What to produce -
The answer should consist of every line in the material below that has the word "time".

Listed entries -
-*-

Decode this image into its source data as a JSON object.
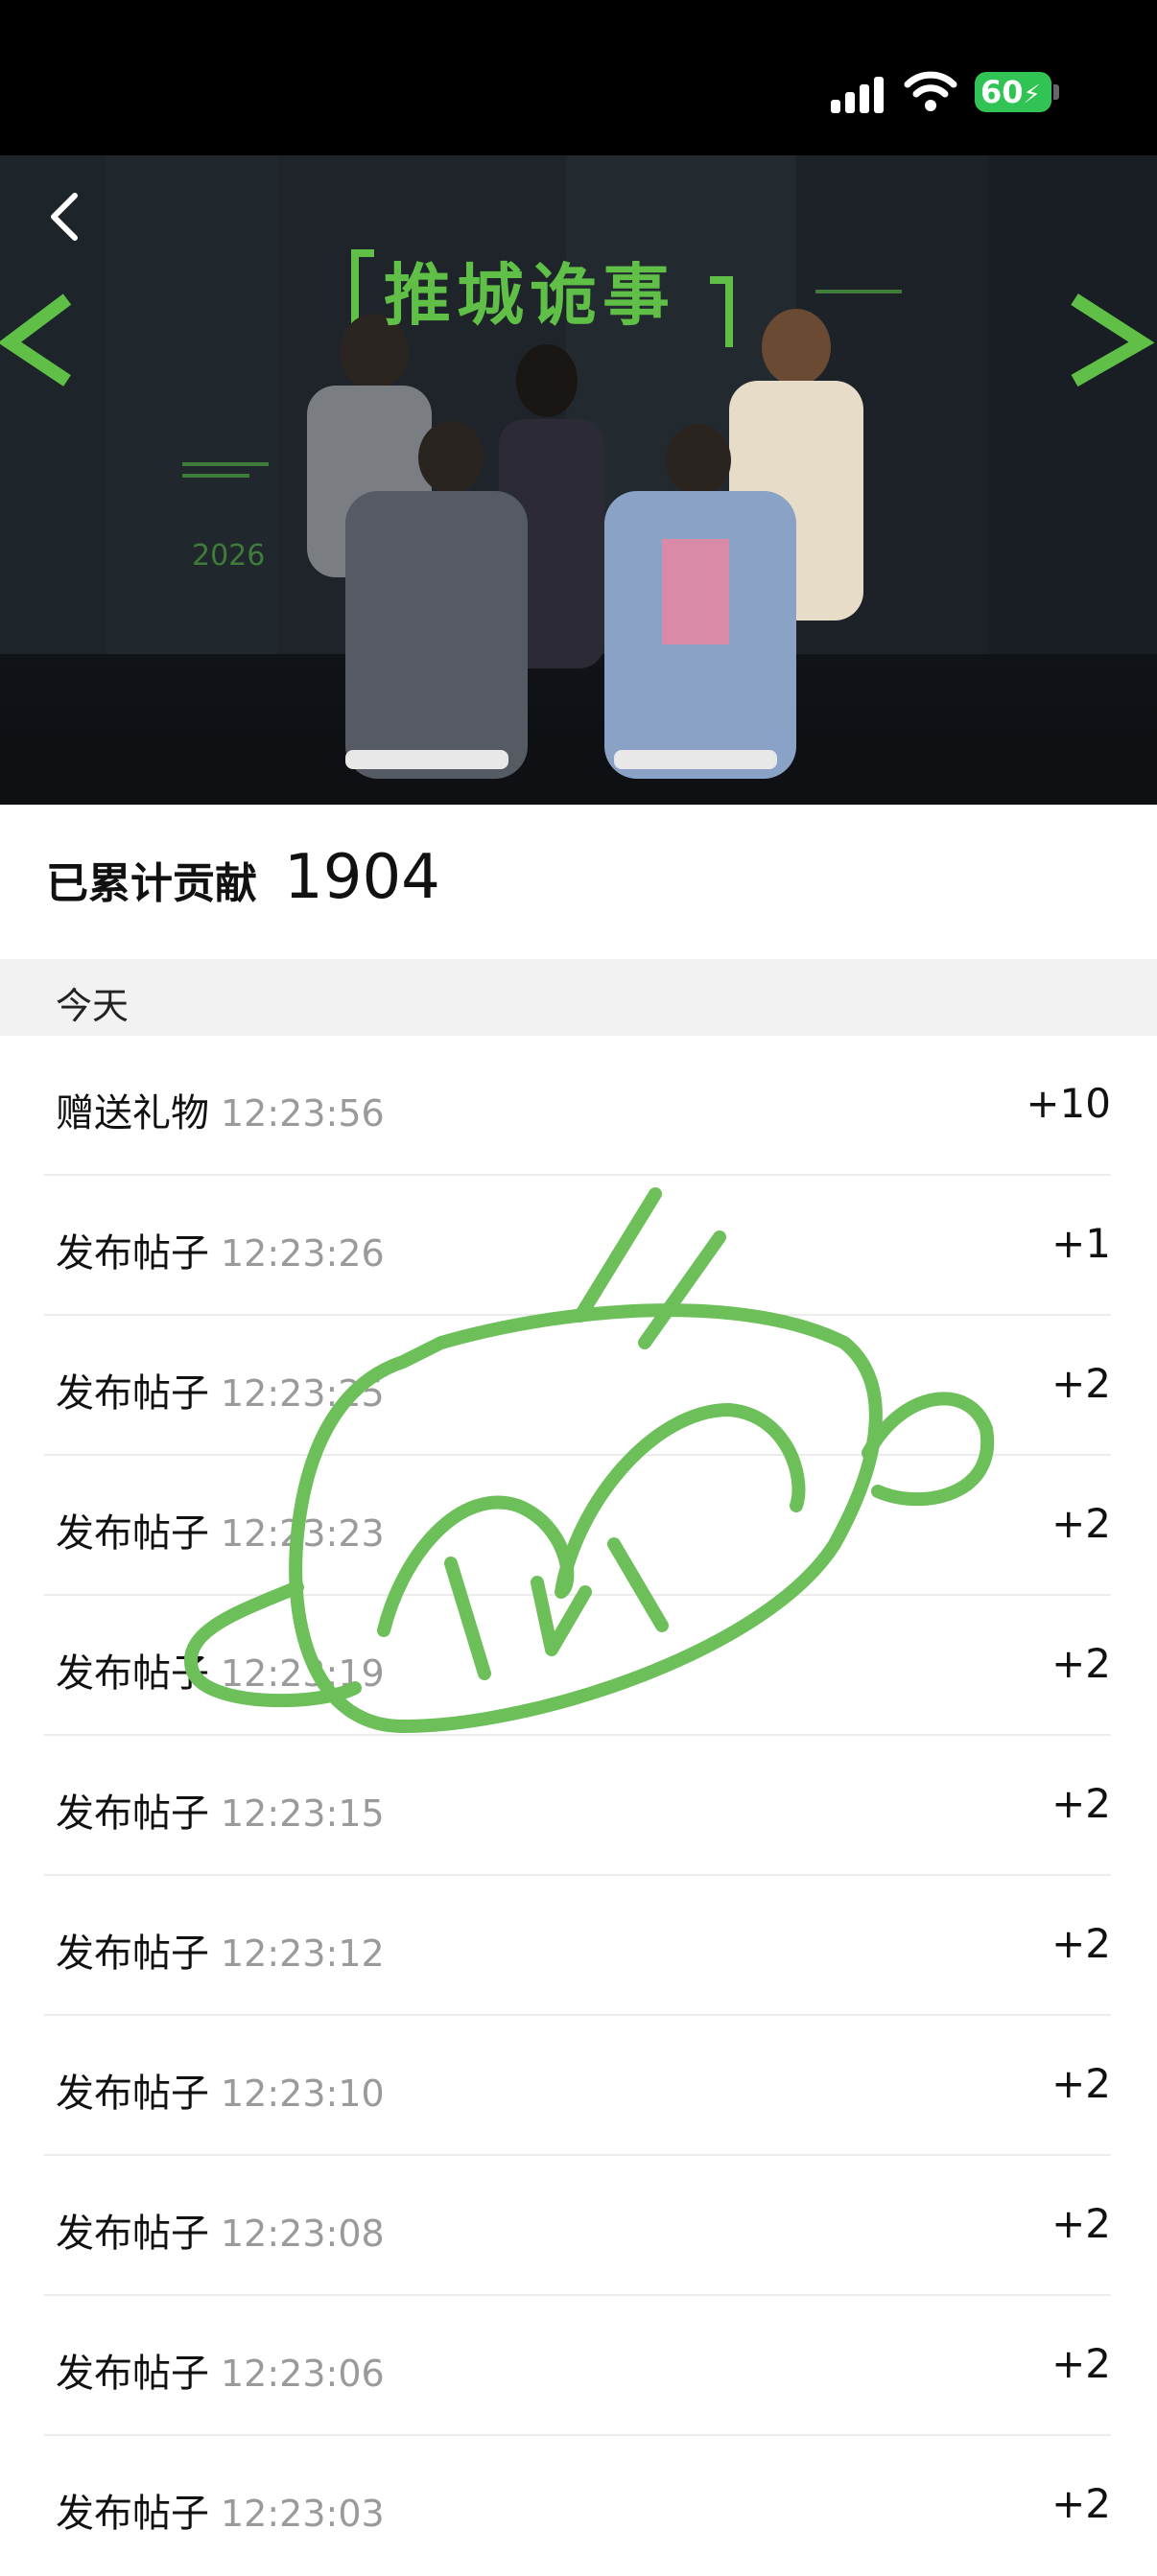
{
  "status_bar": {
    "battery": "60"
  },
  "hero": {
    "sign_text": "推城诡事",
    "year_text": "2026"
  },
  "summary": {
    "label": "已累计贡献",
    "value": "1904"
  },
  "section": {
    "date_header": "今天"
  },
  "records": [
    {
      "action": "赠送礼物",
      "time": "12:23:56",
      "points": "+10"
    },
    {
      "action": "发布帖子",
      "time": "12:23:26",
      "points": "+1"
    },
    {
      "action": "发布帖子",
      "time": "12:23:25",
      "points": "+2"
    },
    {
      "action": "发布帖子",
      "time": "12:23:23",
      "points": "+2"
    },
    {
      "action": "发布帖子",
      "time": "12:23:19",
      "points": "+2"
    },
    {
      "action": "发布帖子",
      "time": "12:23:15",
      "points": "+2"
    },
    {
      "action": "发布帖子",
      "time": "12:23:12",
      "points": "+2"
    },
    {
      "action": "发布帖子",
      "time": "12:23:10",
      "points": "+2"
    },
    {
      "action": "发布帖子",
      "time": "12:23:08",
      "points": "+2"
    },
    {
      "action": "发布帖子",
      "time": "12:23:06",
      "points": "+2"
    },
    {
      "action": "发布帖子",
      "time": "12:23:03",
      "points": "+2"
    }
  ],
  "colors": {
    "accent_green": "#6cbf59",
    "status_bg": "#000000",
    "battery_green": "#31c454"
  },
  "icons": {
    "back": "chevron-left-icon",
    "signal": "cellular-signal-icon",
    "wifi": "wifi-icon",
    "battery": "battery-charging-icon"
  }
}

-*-

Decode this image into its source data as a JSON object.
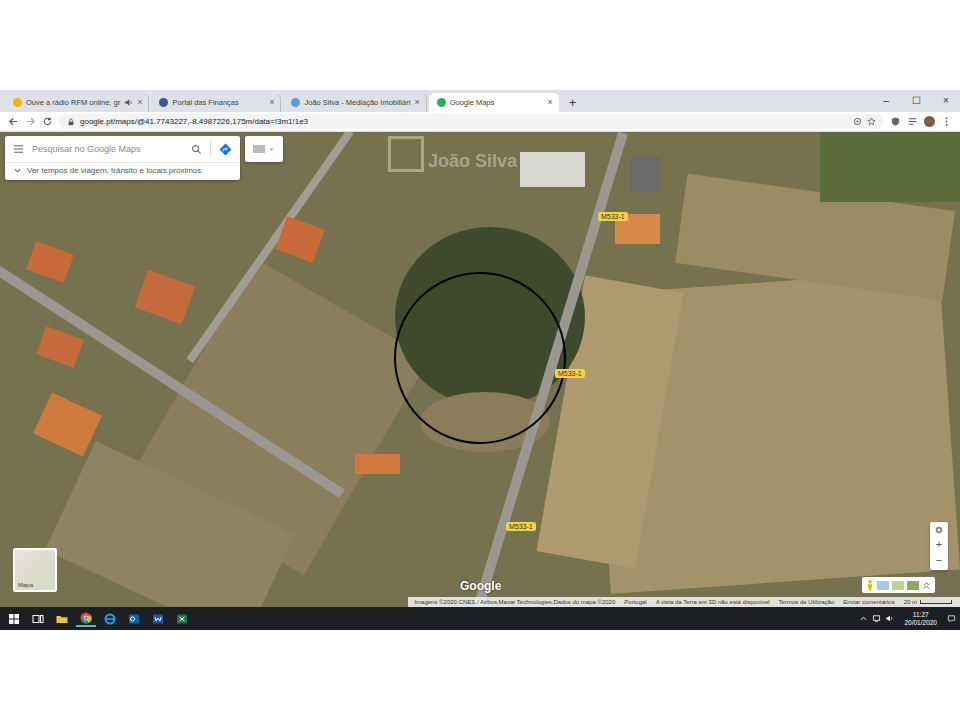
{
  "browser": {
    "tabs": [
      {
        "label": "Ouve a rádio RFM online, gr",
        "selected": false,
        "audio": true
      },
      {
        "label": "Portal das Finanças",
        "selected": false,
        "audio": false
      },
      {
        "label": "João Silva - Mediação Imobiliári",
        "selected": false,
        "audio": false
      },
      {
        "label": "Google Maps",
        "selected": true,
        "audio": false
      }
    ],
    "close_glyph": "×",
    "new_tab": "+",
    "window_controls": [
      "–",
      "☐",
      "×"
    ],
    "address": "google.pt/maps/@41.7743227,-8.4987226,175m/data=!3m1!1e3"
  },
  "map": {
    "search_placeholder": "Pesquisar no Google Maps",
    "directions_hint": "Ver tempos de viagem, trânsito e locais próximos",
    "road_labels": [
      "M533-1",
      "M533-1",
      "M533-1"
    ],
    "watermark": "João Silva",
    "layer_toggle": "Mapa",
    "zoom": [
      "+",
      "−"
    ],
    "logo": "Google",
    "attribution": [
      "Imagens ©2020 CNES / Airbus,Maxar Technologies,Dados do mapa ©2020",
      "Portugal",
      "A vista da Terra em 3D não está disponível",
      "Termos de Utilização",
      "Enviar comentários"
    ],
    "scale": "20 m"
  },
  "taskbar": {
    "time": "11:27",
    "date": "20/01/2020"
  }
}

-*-

Answer for the task -
      "time": "12:23:56",
      "time": "12:23:26",
      "time": "12:23:25",
      "time": "12:23:23",
      "time": "12:23:19",
      "time": "12:23:15",
      "time": "12:23:12",
      "time": "12:23:10",
      "time": "12:23:08",
      "time": "12:23:06",
      "time": "12:23:03",
    "time": "11:27",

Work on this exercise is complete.